Skiing takes a lot out of the body for beginners and even well-seasoned skiers. It requires the full body to be well adapted and ready for the harsh conditions of the slopes.
The Quadriceps are one of the most used muscle groups within skiing because they hold you in position and provide protection for your knees whilst you ski. Your Hamstrings and Glutes play a major role in holding your body in a leant forwards position from the hips. Therefore, to be able to produce top speeds theses muscles must be on their best form. Keeping your skis facing forwards is a hard feat, let alone being able to steer them.
The muscles on your inner and outer thighs (Abductors and Adductors) will be working overtime to maintain a stable position while on the slopes and make steering just that little bit easier!
Another muscle group to help keep you standing and stable are you calves. The Gastrocnemius and Soleus are constantly working while skiing as your knees are bent, so they must work in order to prevent you from falling over. If you are like me and come out of the boot room at the end of the day feeling like your legs have had a beating, then you might want to strengthen all of these muscles to make it feel just that little bit easier!
However, you can’t forget your Abdominals and Back muscles. From staying in a straight, bent over state most of the day, your back will be under constant tension to stop from curling over like a turtle shell. The main muscles used to prevent this and protect the spine are your Abs. They work harder than any other muscles to hold your body in the correct position. Do not abandon them!
If you’re like me and can’t go without hitting the fresh new powder or are a complete beginner taking their first steps onto the slopes then look no further for your top 5 exercises to help you shred, carve and speed down the mountains.
Banded Pump Squats
1) Start off with your feet just past shoulder width and toes slightly turned out.
2) Squat down to parallel, pushing your knees into the band and keeping your knees in line with your second toe.
3) From here take small pulses up and down 20 times, keeping the tension on the band.
If you don’t have access to a resistance band, you can still perform these without. If you find them too easy a weight can also be added to make it more of a challenge.
Slide Lunges (These can be performed forwards and sideways).
1) Stand with one leg on a flat surface (Wooden floor/slide board) surface and the other on a sack or a slide apparatus
2) Keeping most of your weight in the heel of your static leg, allow your back leg to slide outwards while lowering your body
3) Make sure there is a bend in the sliding leg.
4) At the bottom, push through your heel and try and squeeze your legs together by driving your hips through and stand up straight. (Squeeze your glutes!)
• 8-12 reps on each leg
Single leg RDL’s
1) Stand balancing on one leg, with a kettle bell in the opposite hand in front of your thigh.

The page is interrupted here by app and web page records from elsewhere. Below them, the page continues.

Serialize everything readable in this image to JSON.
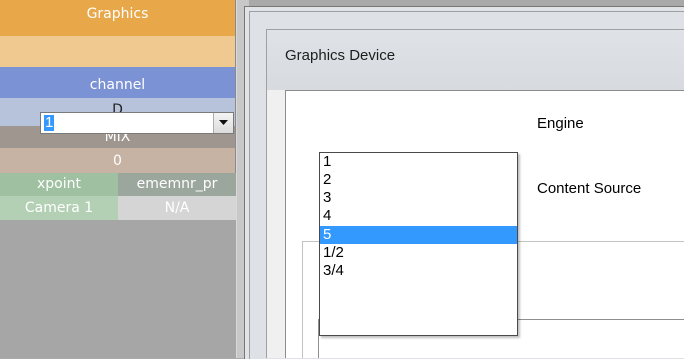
{
  "left_panel": {
    "title": "Graphics",
    "channel_label": "channel",
    "channel_value": "D",
    "mix_label": "MIX",
    "mix_value": "0",
    "xpoint_label": "xpoint",
    "xpoint_value": "ememnr_pr",
    "camera_label": "Camera 1",
    "camera_value": "N/A"
  },
  "dialog": {
    "title": "Graphics Device",
    "engine_label": "Engine",
    "engine_selected": "1",
    "content_source_label": "Content Source",
    "dropdown_icon": "chevron-down-icon"
  },
  "engine_options": [
    "1",
    "2",
    "3",
    "4",
    "5",
    "1/2",
    "3/4"
  ],
  "engine_highlighted_index": 4,
  "colors": {
    "selection": "#3399ff",
    "graphics_header": "#e8a84a",
    "channel_header": "#7b93d4"
  }
}
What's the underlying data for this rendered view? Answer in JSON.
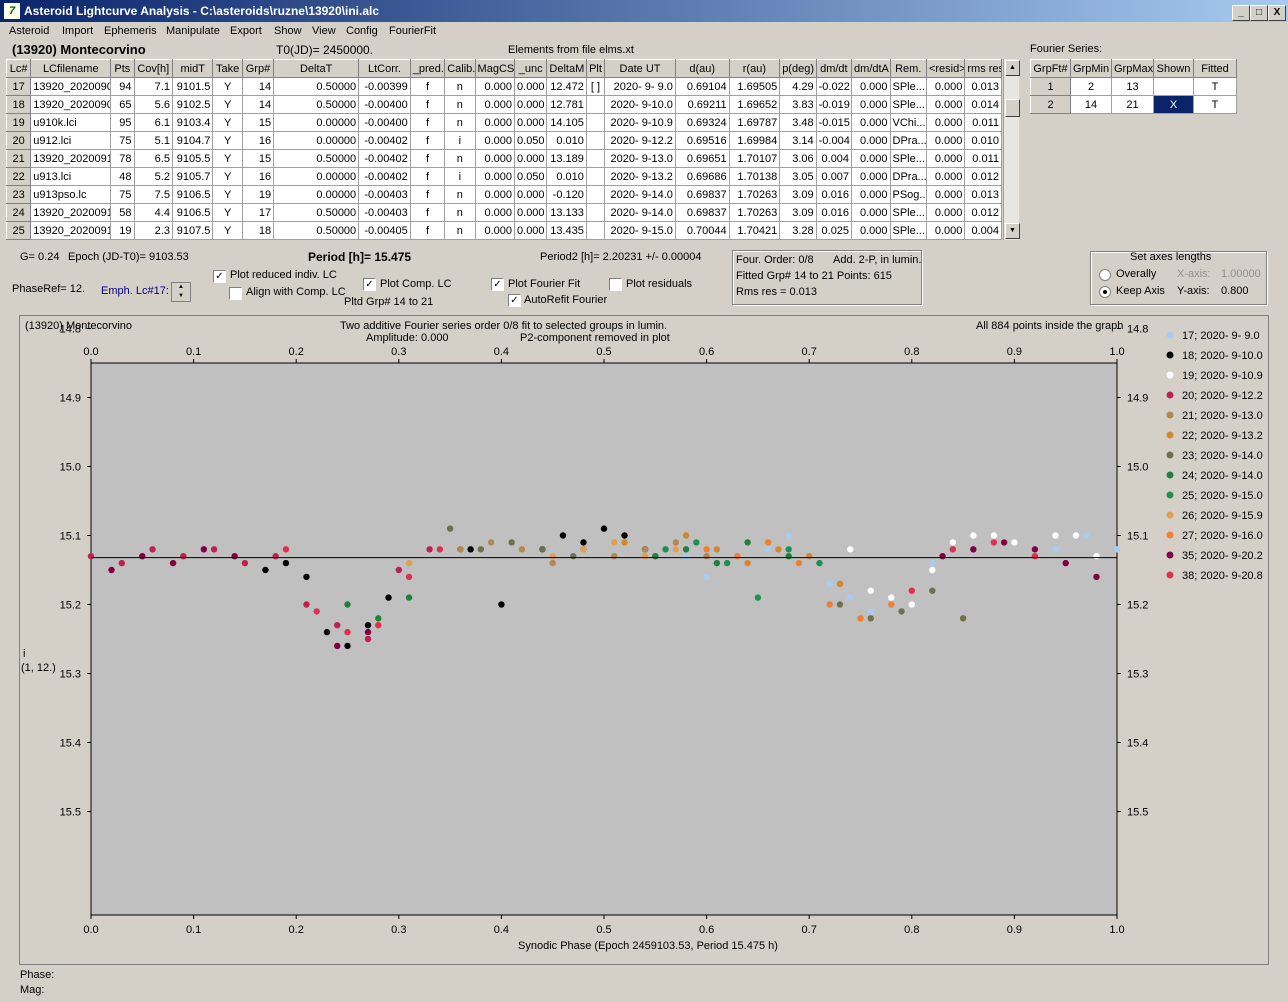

2) Sit your hips back like it is being pulled by a rope. Allowing your standing leg to have a slight knee bend and free leg to stay in a straight line with the body.
3) Bend at your hips and keep your back straight, allowing the kettle bell to reach shin-height (dependant on your hamstring flexibility).
4) Maintaining your weight through your heel, drive your hips forward to return to your start position.
• 8-12 reps on each leg
If you don’t have access to a kettle bell, a weighted object such as a water bottle can be used instead!
1) Using a step, lower your heels down until you feel a stretch in your calves.
2) Push up onto your toes.
3) Slowly lower yourself down back to the start position.
• 10-15 reps each way. These can be done with straight and bent legs to allow for activation of the two calf muscles; Gastrocnemius (straight) and Soleus (bent).
Med ball wood chops
1) With the weight of your choice, create a secure base with your feet planted shoulder width apart and a slight bend in your knees.
2) To perform the chop, bring the ball overhead to one side. Make sure you do not create an arch in your back, to do this engage your core and glutes.
3) Quickly bring the med ball down and across your body without letting go.
4) Alternate sides, and the direction of your chop to achieve a full core and back exercise.
• 8–12 reps each direction and side.
Have fun incorporating these into your exercise routines and stay safe on the slopes! Happy skiing!